|Healthcare Program Director||$80,341||$62,000||$74,000||$88,000|
Current nursing students and graduates can benefit from joining a professional organization. These organizations host conferences and events, allowing members to take advantage of networking opportunities. Some of these organizations also oversee certification programs and run continuing-education programs to help nurses maintain their licenses and certifications. Many offer student discounts, award scholarships, and provide educational materials for nurses in training. Professional organizations may also host job boards and provide other career services.
American Nurses Association: Founded in 1896, ANA represents the largest professional organization for nurses in the country. The association offers publications and research, continuing-education resources, and certifications.
American Association of Critical-Care Nurses: Critical-care nurses receive membership discounts through AACN, which also offers certifications and continuing-education programs. The association hosts annual conferences, confers awards, and organizes events.
Emergency Nurses Association: Emergency nurses can access clinical practice information and other educational resources through ENA. The association also offers scholarships to support nursing students.
Financing Your Online MSN/MHA Program
Nursing students fund their degrees in several ways. Many rely on a mix of savings, income, and financial aid. Master’s students can see what federal financial aid opportunities they qualify for by filling out the Free Application for Federal Student Aid each year. Federal programs may award loans, grants, and work-study opportunities. In addition to federal aid, nursing students may qualify for state financial aid or funding through their university. Nursing students can also apply for many private scholarships, including the ones listed below.
Scholarships for MSN/MHA Students
Who Can Apply: The American Cancer Society offers a scholarship for graduate students in nursing — including students enrolled in an MSN/MHA dual-degree online program — who plan to work in oncology nursing. Recipients can renew the award for a second year.
Who Can Apply: The Emergency Nurses Association offers funding to emergency nurses pursuing an MSN with a focus in administration. The association awards two scholarships each year.
Who Can Apply: Graduate students earning a degree in nursing can apply for this scholarship if they have volunteered, or worked for, an American Red Cross Unit, including service to an Armed Forces station. Recipients can use this award to pay for tuition, books, and/or academic fees.
Who Can Apply: Students enrolled in an MSN program can apply for this scholarship, and nursing students planning to work as nurse educators receive extra consideration. The program offers one scholarship each quarter, and applicants must attend an AACN-accredited program.
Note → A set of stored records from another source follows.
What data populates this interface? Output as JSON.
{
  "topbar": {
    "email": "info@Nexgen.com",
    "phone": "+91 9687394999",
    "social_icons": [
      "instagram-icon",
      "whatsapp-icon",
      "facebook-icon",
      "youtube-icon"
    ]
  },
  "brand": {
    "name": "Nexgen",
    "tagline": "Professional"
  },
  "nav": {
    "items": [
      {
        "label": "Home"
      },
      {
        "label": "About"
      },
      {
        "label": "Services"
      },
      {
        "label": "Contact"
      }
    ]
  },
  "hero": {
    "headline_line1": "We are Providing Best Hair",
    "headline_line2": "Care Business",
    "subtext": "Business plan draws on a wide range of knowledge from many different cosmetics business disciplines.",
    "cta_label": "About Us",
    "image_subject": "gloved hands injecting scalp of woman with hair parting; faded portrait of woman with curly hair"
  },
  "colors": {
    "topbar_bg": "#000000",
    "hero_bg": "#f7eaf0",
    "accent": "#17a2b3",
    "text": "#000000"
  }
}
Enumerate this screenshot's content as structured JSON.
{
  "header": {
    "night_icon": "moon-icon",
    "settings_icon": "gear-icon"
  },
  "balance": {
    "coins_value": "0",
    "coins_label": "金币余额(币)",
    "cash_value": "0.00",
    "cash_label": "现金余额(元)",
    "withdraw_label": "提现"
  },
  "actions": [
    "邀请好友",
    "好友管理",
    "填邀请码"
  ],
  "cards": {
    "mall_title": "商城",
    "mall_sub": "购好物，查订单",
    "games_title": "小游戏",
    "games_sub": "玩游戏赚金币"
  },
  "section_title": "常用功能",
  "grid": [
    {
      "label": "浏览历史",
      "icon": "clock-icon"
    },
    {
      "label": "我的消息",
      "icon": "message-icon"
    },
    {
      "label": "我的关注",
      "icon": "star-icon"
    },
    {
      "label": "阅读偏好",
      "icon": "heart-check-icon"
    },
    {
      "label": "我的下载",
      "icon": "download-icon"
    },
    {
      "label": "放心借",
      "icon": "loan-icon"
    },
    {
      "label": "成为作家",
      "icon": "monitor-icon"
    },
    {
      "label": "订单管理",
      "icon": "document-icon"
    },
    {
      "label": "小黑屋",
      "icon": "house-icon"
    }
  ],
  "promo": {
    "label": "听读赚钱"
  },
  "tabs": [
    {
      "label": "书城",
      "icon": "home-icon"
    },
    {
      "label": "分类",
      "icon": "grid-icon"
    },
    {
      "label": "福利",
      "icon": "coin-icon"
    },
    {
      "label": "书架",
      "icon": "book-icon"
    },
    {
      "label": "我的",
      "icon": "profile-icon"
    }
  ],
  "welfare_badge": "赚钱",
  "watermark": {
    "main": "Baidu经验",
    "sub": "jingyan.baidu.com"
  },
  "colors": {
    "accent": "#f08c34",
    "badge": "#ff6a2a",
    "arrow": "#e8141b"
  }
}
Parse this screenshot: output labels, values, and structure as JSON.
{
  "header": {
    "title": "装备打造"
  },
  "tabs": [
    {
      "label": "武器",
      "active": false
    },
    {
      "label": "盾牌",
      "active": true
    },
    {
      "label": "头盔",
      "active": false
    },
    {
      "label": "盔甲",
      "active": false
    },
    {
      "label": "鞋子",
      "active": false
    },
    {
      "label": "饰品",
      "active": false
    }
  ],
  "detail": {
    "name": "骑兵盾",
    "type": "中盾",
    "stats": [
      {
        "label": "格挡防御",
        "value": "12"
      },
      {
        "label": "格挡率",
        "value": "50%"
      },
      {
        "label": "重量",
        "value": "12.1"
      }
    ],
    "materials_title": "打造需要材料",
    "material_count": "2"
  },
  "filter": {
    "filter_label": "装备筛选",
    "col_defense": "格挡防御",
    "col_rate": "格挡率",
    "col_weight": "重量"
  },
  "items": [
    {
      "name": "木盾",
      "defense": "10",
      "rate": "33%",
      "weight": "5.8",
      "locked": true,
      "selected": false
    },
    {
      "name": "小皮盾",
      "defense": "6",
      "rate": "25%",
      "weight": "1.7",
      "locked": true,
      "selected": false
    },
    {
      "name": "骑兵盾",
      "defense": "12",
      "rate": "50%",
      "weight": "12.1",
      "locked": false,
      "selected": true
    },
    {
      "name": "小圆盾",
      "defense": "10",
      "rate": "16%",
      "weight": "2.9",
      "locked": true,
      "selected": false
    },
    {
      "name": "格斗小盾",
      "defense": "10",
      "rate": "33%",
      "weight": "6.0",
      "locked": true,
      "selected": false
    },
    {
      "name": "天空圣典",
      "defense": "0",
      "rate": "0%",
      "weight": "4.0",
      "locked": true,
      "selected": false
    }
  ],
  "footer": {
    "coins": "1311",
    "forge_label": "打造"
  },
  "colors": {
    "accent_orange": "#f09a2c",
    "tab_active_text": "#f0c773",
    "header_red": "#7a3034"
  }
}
Who Can Apply: MSN students at accredited nursing programs qualify for several scholarship opportunities through NEF. Applicants can be part-time or full-time students but must complete at least 12 credits with a minimum 3.6 GPA before applying. Students must also submit a personal essay and a goal statement.
Who Can Apply: Graduate students entering or currently enrolled in a nursing program can apply for this award. Applicants must submit an essay describing their career goals and how this scholarship would help them accomplish those goals. Students should also hold a minimum 3.0 GPA.
Who Can Apply: Graduate students in nursing who hold membership with the National Black Nurses Association can apply for several scholarships. Applicants must submit official transcripts, two letters of recommendation, an essay, and a headshot.
Who Can Apply: Offered by the National Association of Hispanic Nurses, these scholarships support NAHN members earning graduate degrees in nursing. The committee considers an applicant’s financial need, academic standing, and course of study when awarding scholarships.